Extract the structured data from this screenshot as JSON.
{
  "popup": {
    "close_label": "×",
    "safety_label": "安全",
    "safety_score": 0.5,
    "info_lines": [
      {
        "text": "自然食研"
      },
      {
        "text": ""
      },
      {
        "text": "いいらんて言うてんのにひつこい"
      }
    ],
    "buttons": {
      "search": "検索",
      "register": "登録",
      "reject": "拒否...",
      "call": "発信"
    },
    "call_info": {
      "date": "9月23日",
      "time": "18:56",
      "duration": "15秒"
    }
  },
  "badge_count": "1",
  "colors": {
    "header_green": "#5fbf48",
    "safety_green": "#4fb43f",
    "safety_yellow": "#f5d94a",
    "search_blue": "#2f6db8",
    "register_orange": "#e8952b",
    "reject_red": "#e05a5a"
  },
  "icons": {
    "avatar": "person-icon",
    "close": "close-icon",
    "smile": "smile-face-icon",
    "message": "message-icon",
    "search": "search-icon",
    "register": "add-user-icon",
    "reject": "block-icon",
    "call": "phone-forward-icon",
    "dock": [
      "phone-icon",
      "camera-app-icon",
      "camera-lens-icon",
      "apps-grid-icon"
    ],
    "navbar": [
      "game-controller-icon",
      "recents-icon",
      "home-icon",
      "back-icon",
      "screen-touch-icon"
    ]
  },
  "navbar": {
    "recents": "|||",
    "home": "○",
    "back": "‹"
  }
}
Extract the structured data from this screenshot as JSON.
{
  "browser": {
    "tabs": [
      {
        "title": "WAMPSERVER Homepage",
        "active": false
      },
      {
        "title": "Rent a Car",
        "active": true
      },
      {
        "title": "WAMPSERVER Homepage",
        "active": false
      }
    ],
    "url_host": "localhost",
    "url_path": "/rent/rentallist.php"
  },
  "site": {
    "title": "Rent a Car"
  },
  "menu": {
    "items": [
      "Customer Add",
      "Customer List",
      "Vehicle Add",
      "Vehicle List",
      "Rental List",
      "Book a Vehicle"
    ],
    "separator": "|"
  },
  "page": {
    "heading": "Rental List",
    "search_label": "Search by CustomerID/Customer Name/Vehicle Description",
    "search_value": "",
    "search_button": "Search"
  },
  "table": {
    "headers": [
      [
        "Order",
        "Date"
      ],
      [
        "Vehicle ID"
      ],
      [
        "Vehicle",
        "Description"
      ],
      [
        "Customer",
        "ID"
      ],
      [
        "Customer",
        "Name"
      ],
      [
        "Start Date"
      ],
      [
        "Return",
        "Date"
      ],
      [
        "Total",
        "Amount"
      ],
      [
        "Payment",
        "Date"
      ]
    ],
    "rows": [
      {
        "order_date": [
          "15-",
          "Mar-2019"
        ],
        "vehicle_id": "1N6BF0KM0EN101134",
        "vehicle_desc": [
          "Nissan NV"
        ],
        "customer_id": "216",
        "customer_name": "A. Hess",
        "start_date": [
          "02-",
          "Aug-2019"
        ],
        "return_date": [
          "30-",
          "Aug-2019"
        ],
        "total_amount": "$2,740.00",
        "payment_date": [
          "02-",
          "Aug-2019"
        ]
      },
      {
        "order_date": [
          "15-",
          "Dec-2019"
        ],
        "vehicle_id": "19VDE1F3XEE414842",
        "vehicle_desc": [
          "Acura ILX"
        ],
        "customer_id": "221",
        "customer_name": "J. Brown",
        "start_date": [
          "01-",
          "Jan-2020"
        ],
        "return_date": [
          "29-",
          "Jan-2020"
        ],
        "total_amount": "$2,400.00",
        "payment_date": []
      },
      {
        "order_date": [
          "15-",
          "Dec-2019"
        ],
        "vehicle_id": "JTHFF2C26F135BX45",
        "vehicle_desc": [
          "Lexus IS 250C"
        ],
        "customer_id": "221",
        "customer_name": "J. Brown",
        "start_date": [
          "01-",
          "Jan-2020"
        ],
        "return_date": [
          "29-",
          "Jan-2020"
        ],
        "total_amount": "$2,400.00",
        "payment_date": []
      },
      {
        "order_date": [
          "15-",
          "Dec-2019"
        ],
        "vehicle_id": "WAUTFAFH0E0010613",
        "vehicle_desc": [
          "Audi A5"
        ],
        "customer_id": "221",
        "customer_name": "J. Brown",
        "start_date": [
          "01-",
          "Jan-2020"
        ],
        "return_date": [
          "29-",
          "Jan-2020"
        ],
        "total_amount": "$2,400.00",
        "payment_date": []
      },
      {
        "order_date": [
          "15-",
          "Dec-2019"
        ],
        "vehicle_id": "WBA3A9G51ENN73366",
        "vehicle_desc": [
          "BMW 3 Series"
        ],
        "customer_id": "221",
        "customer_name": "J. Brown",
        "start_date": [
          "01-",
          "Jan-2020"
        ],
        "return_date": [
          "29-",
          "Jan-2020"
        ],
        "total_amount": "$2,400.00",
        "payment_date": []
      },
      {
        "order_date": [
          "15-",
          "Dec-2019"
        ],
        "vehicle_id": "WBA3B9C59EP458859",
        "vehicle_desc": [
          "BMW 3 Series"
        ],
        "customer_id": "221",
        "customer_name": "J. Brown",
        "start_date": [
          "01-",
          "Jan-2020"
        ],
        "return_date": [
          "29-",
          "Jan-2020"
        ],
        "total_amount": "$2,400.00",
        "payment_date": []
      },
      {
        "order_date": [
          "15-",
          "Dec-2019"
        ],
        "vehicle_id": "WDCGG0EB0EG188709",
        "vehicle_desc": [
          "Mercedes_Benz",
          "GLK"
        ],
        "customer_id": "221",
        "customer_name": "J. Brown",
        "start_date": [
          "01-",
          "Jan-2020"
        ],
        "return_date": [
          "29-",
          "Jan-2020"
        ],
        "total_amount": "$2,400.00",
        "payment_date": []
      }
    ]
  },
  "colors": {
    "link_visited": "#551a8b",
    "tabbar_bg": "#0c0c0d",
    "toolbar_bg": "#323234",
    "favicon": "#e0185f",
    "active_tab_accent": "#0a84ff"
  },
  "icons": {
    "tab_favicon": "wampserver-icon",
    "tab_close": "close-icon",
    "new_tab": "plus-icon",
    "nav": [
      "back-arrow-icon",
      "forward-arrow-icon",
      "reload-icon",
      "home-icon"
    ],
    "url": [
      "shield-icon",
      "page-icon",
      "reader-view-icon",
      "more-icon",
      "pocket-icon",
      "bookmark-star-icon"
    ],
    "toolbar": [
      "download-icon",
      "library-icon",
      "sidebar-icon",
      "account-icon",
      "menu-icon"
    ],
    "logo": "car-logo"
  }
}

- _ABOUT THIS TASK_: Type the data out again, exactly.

- _ANSWER SPACE_:
Extract the structured data from this screenshot as JSON.
{
  "popup": {
    "close_label": "×",
    "safety_label": "安全",
    "safety_score": 0.5,
    "info_lines": [
      {
        "text": "自然食研"
      },
      {
        "text": ""
      },
      {
        "text": "いいらんて言うてんのにひつこい"
      }
    ],
    "buttons": {
      "search": "検索",
      "register": "登録",
      "reject": "拒否...",
      "call": "発信"
    },
    "call_info": {
      "date": "9月23日",
      "time": "18:56",
      "duration": "15秒"
    }
  },
  "badge_count": "1",
  "colors": {
    "header_green": "#5fbf48",
    "safety_green": "#4fb43f",
    "safety_yellow": "#f5d94a",
    "search_blue": "#2f6db8",
    "register_orange": "#e8952b",
    "reject_red": "#e05a5a"
  },
  "icons": {
    "avatar": "person-icon",
    "close": "close-icon",
    "smile": "smile-face-icon",
    "message": "message-icon",
    "search": "search-icon",
    "register": "add-user-icon",
    "reject": "block-icon",
    "call": "phone-forward-icon",
    "dock": [
      "phone-icon",
      "camera-app-icon",
      "camera-lens-icon",
      "apps-grid-icon"
    ],
    "navbar": [
      "game-controller-icon",
      "recents-icon",
      "home-icon",
      "back-icon",
      "screen-touch-icon"
    ]
  },
  "navbar": {
    "recents": "|||",
    "home": "○",
    "back": "‹"
  }
}
Extract the structured data from this screenshot as JSON.
{
  "browser": {
    "tabs": [
      {
        "title": "WAMPSERVER Homepage",
        "active": false
      },
      {
        "title": "Rent a Car",
        "active": true
      },
      {
        "title": "WAMPSERVER Homepage",
        "active": false
      }
    ],
    "url_host": "localhost",
    "url_path": "/rent/rentallist.php"
  },
  "site": {
    "title": "Rent a Car"
  },
  "menu": {
    "items": [
      "Customer Add",
      "Customer List",
      "Vehicle Add",
      "Vehicle List",
      "Rental List",
      "Book a Vehicle"
    ],
    "separator": "|"
  },
  "page": {
    "heading": "Rental List",
    "search_label": "Search by CustomerID/Customer Name/Vehicle Description",
    "search_value": "",
    "search_button": "Search"
  },
  "table": {
    "headers": [
      [
        "Order",
        "Date"
      ],
      [
        "Vehicle ID"
      ],
      [
        "Vehicle",
        "Description"
      ],
      [
        "Customer",
        "ID"
      ],
      [
        "Customer",
        "Name"
      ],
      [
        "Start Date"
      ],
      [
        "Return",
        "Date"
      ],
      [
        "Total",
        "Amount"
      ],
      [
        "Payment",
        "Date"
      ]
    ],
    "rows": [
      {
        "order_date": [
          "15-",
          "Mar-2019"
        ],
        "vehicle_id": "1N6BF0KM0EN101134",
        "vehicle_desc": [
          "Nissan NV"
        ],
        "customer_id": "216",
        "customer_name": "A. Hess",
        "start_date": [
          "02-",
          "Aug-2019"
        ],
        "return_date": [
          "30-",
          "Aug-2019"
        ],
        "total_amount": "$2,740.00",
        "payment_date": [
          "02-",
          "Aug-2019"
        ]
      },
      {
        "order_date": [
          "15-",
          "Dec-2019"
        ],
        "vehicle_id": "19VDE1F3XEE414842",
        "vehicle_desc": [
          "Acura ILX"
        ],
        "customer_id": "221",
        "customer_name": "J. Brown",
        "start_date": [
          "01-",
          "Jan-2020"
        ],
        "return_date": [
          "29-",
          "Jan-2020"
        ],
        "total_amount": "$2,400.00",
        "payment_date": []
      },
      {
        "order_date": [
          "15-",
          "Dec-2019"
        ],
        "vehicle_id": "JTHFF2C26F135BX45",
        "vehicle_desc": [
          "Lexus IS 250C"
        ],
        "customer_id": "221",
        "customer_name": "J. Brown",
        "start_date": [
          "01-",
          "Jan-2020"
        ],
        "return_date": [
          "29-",
          "Jan-2020"
        ],
        "total_amount": "$2,400.00",
        "payment_date": []
      },
      {
        "order_date": [
          "15-",
          "Dec-2019"
        ],
        "vehicle_id": "WAUTFAFH0E0010613",
        "vehicle_desc": [
          "Audi A5"
        ],
        "customer_id": "221",
        "customer_name": "J. Brown",
        "start_date": [
          "01-",
          "Jan-2020"
        ],
        "return_date": [
          "29-",
          "Jan-2020"
        ],
        "total_amount": "$2,400.00",
        "payment_date": []
      },
      {
        "order_date": [
          "15-",
          "Dec-2019"
        ],
        "vehicle_id": "WBA3A9G51ENN73366",
        "vehicle_desc": [
          "BMW 3 Series"
        ],
        "customer_id": "221",
        "customer_name": "J. Brown",
        "start_date": [
          "01-",
          "Jan-2020"
        ],
        "return_date": [
          "29-",
          "Jan-2020"
        ],
        "total_amount": "$2,400.00",
        "payment_date": []
      },
      {
        "order_date": [
          "15-",
          "Dec-2019"
        ],
        "vehicle_id": "WBA3B9C59EP458859",
        "vehicle_desc": [
          "BMW 3 Series"
        ],
        "customer_id": "221",
        "customer_name": "J. Brown",
        "start_date": [
          "01-",
          "Jan-2020"
        ],
        "return_date": [
          "29-",
          "Jan-2020"
        ],
        "total_amount": "$2,400.00",
        "payment_date": []
      },
      {
        "order_date": [
          "15-",
          "Dec-2019"
        ],
        "vehicle_id": "WDCGG0EB0EG188709",
        "vehicle_desc": [
          "Mercedes_Benz",
          "GLK"
        ],
        "customer_id": "221",
        "customer_name": "J. Brown",
        "start_date": [
          "01-",
          "Jan-2020"
        ],
        "return_date": [
          "29-",
          "Jan-2020"
        ],
        "total_amount": "$2,400.00",
        "payment_date": []
      }
    ]
  },
  "colors": {
    "link_visited": "#551a8b",
    "tabbar_bg": "#0c0c0d",
    "toolbar_bg": "#323234",
    "favicon": "#e0185f",
    "active_tab_accent": "#0a84ff"
  },
  "icons": {
    "tab_favicon": "wampserver-icon",
    "tab_close": "close-icon",
    "new_tab": "plus-icon",
    "nav": [
      "back-arrow-icon",
      "forward-arrow-icon",
      "reload-icon",
      "home-icon"
    ],
    "url": [
      "shield-icon",
      "page-icon",
      "reader-view-icon",
      "more-icon",
      "pocket-icon",
      "bookmark-star-icon"
    ],
    "toolbar": [
      "download-icon",
      "library-icon",
      "sidebar-icon",
      "account-icon",
      "menu-icon"
    ],
    "logo": "car-logo"
  }
}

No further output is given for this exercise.